------ DATASET EXTRACT

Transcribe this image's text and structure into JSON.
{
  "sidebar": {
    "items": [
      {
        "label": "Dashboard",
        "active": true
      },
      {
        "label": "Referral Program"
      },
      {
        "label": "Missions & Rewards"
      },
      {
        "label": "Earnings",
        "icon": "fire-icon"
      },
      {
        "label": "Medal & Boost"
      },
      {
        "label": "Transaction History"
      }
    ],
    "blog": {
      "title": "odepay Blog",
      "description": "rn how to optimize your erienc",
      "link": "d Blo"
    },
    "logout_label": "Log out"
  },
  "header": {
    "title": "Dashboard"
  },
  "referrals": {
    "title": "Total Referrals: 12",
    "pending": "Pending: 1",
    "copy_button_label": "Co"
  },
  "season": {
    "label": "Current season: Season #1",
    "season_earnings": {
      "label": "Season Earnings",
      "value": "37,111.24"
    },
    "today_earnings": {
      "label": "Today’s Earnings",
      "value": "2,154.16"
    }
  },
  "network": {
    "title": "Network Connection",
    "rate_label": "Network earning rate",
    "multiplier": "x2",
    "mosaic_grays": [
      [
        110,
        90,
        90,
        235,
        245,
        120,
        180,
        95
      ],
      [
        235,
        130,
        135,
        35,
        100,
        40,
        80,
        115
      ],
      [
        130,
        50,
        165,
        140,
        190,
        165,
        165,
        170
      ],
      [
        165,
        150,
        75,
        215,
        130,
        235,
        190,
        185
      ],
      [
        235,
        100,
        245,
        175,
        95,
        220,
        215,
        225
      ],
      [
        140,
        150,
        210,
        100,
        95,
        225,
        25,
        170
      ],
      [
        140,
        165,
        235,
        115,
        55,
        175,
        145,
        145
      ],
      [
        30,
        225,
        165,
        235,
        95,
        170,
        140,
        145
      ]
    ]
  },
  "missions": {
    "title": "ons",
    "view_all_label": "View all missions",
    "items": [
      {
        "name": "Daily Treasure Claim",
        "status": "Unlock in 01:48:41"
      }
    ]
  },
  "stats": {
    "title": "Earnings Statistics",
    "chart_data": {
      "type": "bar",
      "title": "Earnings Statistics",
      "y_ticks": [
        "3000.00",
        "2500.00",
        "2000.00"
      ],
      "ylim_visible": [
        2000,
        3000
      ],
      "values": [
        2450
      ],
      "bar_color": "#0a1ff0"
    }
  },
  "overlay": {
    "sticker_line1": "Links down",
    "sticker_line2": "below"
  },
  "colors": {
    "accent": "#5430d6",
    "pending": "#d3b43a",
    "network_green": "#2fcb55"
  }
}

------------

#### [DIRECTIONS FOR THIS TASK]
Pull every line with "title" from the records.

#### [RESPONSE BOX]
      "title": "odepay Blog",
    "title": "Dashboard"
    "title": "Total Referrals: 12",
    "title": "Network Connection",
    "title": "ons",
    "title": "Earnings Statistics",
      "title": "Earnings Statistics",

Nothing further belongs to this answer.